Problem to solve:
Restate word for word every entry that appears below, skipping its pictures.
------ Input material
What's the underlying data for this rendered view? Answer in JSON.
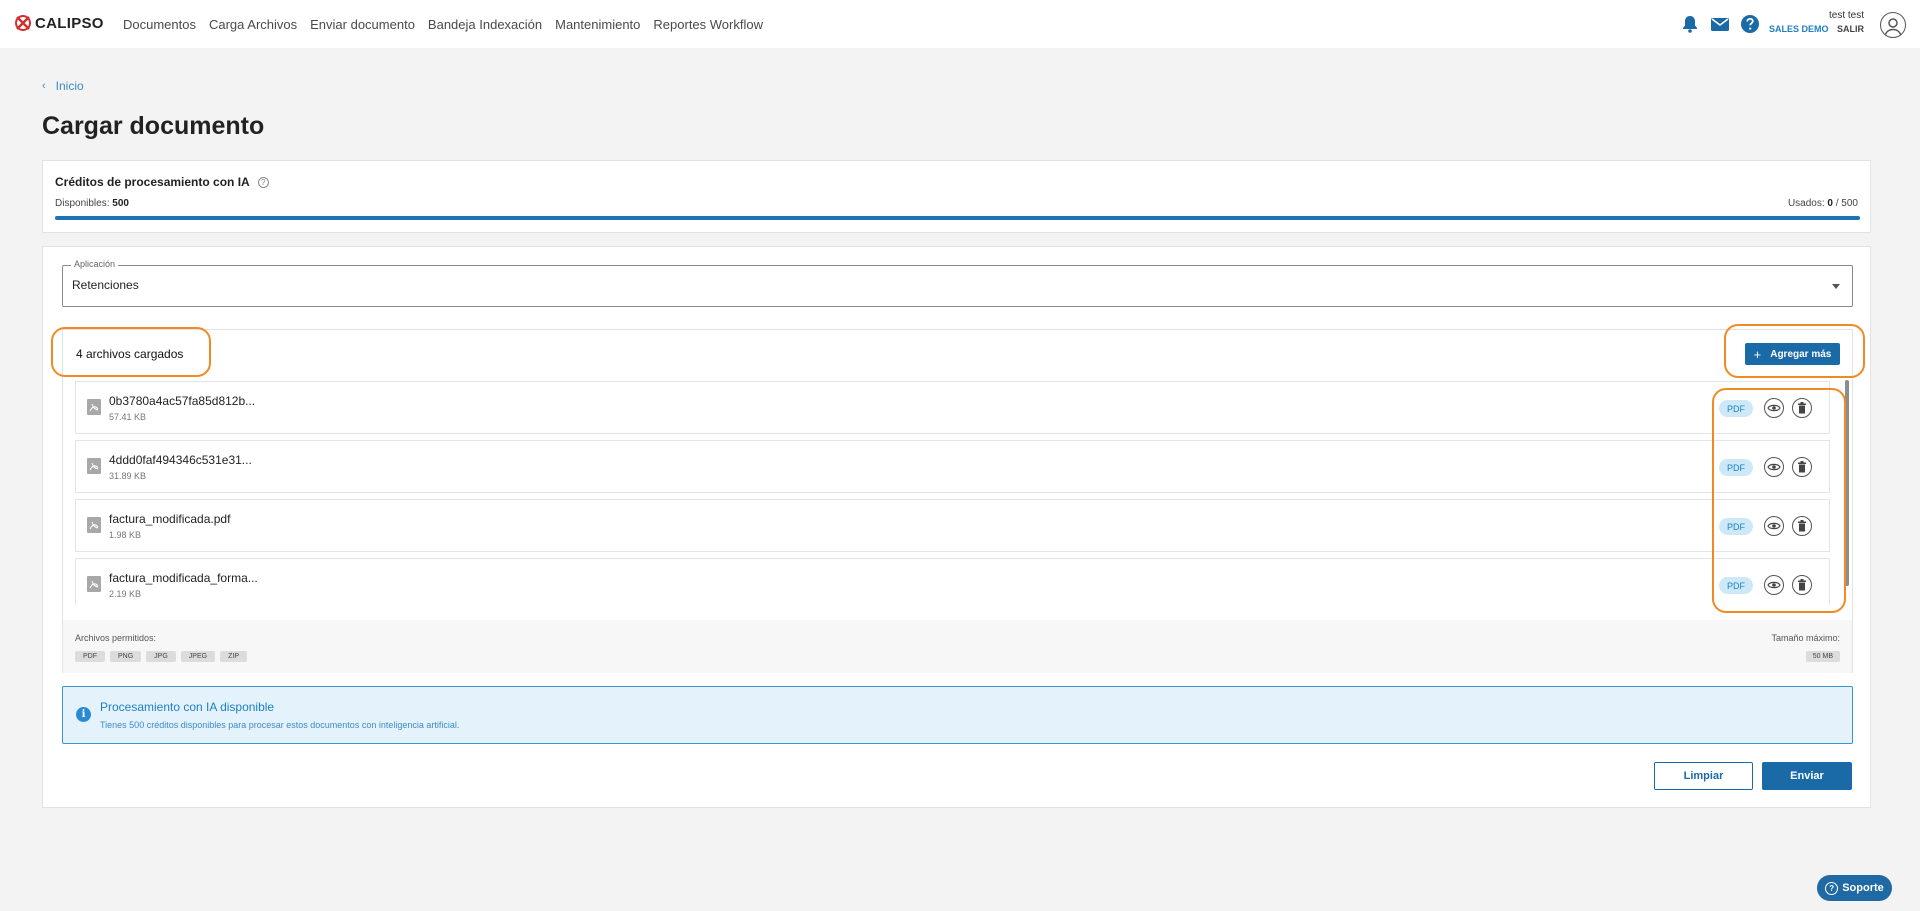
{
  "header": {
    "brand": "CALIPSO",
    "nav": [
      "Documentos",
      "Carga Archivos",
      "Enviar documento",
      "Bandeja Indexación",
      "Mantenimiento",
      "Reportes Workflow"
    ],
    "user_name": "test test",
    "company": "SALES DEMO",
    "logout": "SALIR"
  },
  "breadcrumb": {
    "home": "Inicio"
  },
  "page_title": "Cargar documento",
  "credits": {
    "title": "Créditos de procesamiento con IA",
    "available_label": "Disponibles:",
    "available_value": "500",
    "used_label": "Usados:",
    "used_value": "0",
    "used_total": "/ 500",
    "remaining_fraction": 1.0
  },
  "application": {
    "label": "Aplicación",
    "value": "Retenciones"
  },
  "files": {
    "count_label": "4 archivos cargados",
    "add_more": "Agregar más",
    "items": [
      {
        "name": "0b3780a4ac57fa85d812b...",
        "size": "57.41 KB",
        "type": "PDF"
      },
      {
        "name": "4ddd0faf494346c531e31...",
        "size": "31.89 KB",
        "type": "PDF"
      },
      {
        "name": "factura_modificada.pdf",
        "size": "1.98 KB",
        "type": "PDF"
      },
      {
        "name": "factura_modificada_forma...",
        "size": "2.19 KB",
        "type": "PDF"
      }
    ],
    "allowed_label": "Archivos permitidos:",
    "allowed_types": [
      "PDF",
      "PNG",
      "JPG",
      "JPEG",
      "ZIP"
    ],
    "max_size_label": "Tamaño máximo:",
    "max_size": "50 MB"
  },
  "info": {
    "title": "Procesamiento con IA disponible",
    "text": "Tienes 500 créditos disponibles para procesar estos documentos con inteligencia artificial."
  },
  "actions": {
    "clear": "Limpiar",
    "send": "Enviar"
  },
  "support": "Soporte",
  "colors": {
    "primary": "#1b6aa8",
    "highlight": "#f08a24",
    "info_bg": "#e4f2fc",
    "badge_bg": "#cde9f8"
  }
}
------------
Reply:
What's the underlying data for this rendered view? Answer in JSON.
{
  "header": {
    "brand": "CALIPSO",
    "nav": [
      "Documentos",
      "Carga Archivos",
      "Enviar documento",
      "Bandeja Indexación",
      "Mantenimiento",
      "Reportes Workflow"
    ],
    "user_name": "test test",
    "company": "SALES DEMO",
    "logout": "SALIR"
  },
  "breadcrumb": {
    "home": "Inicio"
  },
  "page_title": "Cargar documento",
  "credits": {
    "title": "Créditos de procesamiento con IA",
    "available_label": "Disponibles:",
    "available_value": "500",
    "used_label": "Usados:",
    "used_value": "0",
    "used_total": "/ 500",
    "remaining_fraction": 1.0
  },
  "application": {
    "label": "Aplicación",
    "value": "Retenciones"
  },
  "files": {
    "count_label": "4 archivos cargados",
    "add_more": "Agregar más",
    "items": [
      {
        "name": "0b3780a4ac57fa85d812b...",
        "size": "57.41 KB",
        "type": "PDF"
      },
      {
        "name": "4ddd0faf494346c531e31...",
        "size": "31.89 KB",
        "type": "PDF"
      },
      {
        "name": "factura_modificada.pdf",
        "size": "1.98 KB",
        "type": "PDF"
      },
      {
        "name": "factura_modificada_forma...",
        "size": "2.19 KB",
        "type": "PDF"
      }
    ],
    "allowed_label": "Archivos permitidos:",
    "allowed_types": [
      "PDF",
      "PNG",
      "JPG",
      "JPEG",
      "ZIP"
    ],
    "max_size_label": "Tamaño máximo:",
    "max_size": "50 MB"
  },
  "info": {
    "title": "Procesamiento con IA disponible",
    "text": "Tienes 500 créditos disponibles para procesar estos documentos con inteligencia artificial."
  },
  "actions": {
    "clear": "Limpiar",
    "send": "Enviar"
  },
  "support": "Soporte",
  "colors": {
    "primary": "#1b6aa8",
    "highlight": "#f08a24",
    "info_bg": "#e4f2fc",
    "badge_bg": "#cde9f8"
  }
}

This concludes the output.